**EXERCISE INPUT**.
= = =
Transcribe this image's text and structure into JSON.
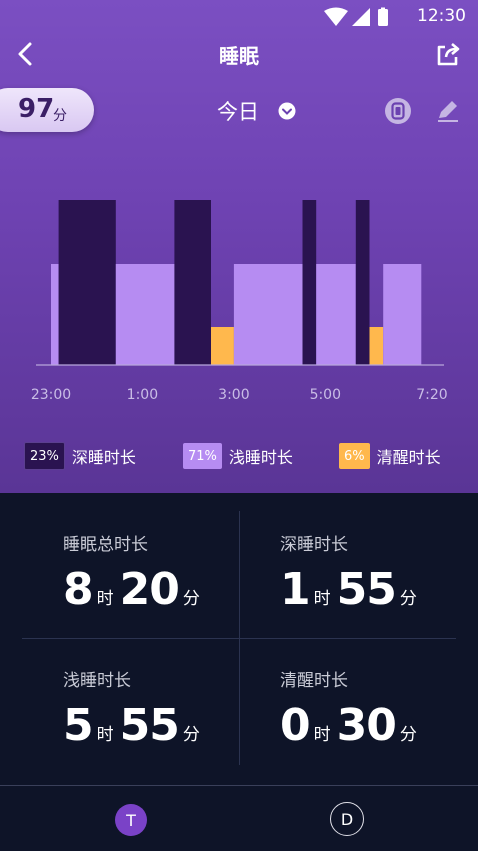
{
  "status_bar": {
    "time": "12:30"
  },
  "nav": {
    "title": "睡眠",
    "back_icon": "chevron-left-icon",
    "share_icon": "share-icon"
  },
  "score": {
    "value": "97",
    "unit": "分"
  },
  "day_selector": {
    "label": "今日",
    "icon": "chevron-down-circle-icon"
  },
  "toolbar": {
    "watch_icon": "watch-icon",
    "edit_icon": "pencil-icon"
  },
  "colors": {
    "deep": "#2a1350",
    "light": "#b68cf2",
    "awake": "#ffb84d"
  },
  "chart_data": {
    "type": "bar",
    "x_ticks": [
      "23:00",
      "1:00",
      "3:00",
      "5:00",
      "7:20"
    ],
    "x_range": [
      "23:00",
      "7:20"
    ],
    "stages": [
      {
        "stage": "light",
        "start": "23:00",
        "end": "23:10"
      },
      {
        "stage": "deep",
        "start": "23:10",
        "end": "0:25"
      },
      {
        "stage": "light",
        "start": "0:25",
        "end": "1:42"
      },
      {
        "stage": "deep",
        "start": "1:42",
        "end": "2:30"
      },
      {
        "stage": "awake",
        "start": "2:30",
        "end": "3:00"
      },
      {
        "stage": "light",
        "start": "3:00",
        "end": "4:30"
      },
      {
        "stage": "deep",
        "start": "4:30",
        "end": "4:48"
      },
      {
        "stage": "light",
        "start": "4:48",
        "end": "5:40"
      },
      {
        "stage": "deep",
        "start": "5:40",
        "end": "5:58"
      },
      {
        "stage": "awake",
        "start": "5:58",
        "end": "6:16"
      },
      {
        "stage": "light",
        "start": "6:16",
        "end": "7:06"
      }
    ],
    "levels": {
      "deep": 3,
      "light": 2,
      "awake": 1
    }
  },
  "legend": [
    {
      "pct": "23%",
      "label": "深睡时长"
    },
    {
      "pct": "71%",
      "label": "浅睡时长"
    },
    {
      "pct": "6%",
      "label": "清醒时长"
    }
  ],
  "stats": {
    "total": {
      "title": "睡眠总时长",
      "hours": "8",
      "hour_unit": "时",
      "minutes": "20",
      "minute_unit": "分"
    },
    "deep": {
      "title": "深睡时长",
      "hours": "1",
      "hour_unit": "时",
      "minutes": "55",
      "minute_unit": "分"
    },
    "light": {
      "title": "浅睡时长",
      "hours": "5",
      "hour_unit": "时",
      "minutes": "55",
      "minute_unit": "分"
    },
    "awake": {
      "title": "清醒时长",
      "hours": "0",
      "hour_unit": "时",
      "minutes": "30",
      "minute_unit": "分"
    }
  },
  "bottom_tabs": {
    "t_label": "T",
    "d_label": "D"
  }
}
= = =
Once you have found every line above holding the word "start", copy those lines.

**FINISHED EXERCISE**.
        "start": "23:00",
        "start": "23:10",
        "start": "0:25",
        "start": "1:42",
        "start": "2:30",
        "start": "3:00",
        "start": "4:30",
        "start": "4:48",
        "start": "5:40",
        "start": "5:58",
        "start": "6:16",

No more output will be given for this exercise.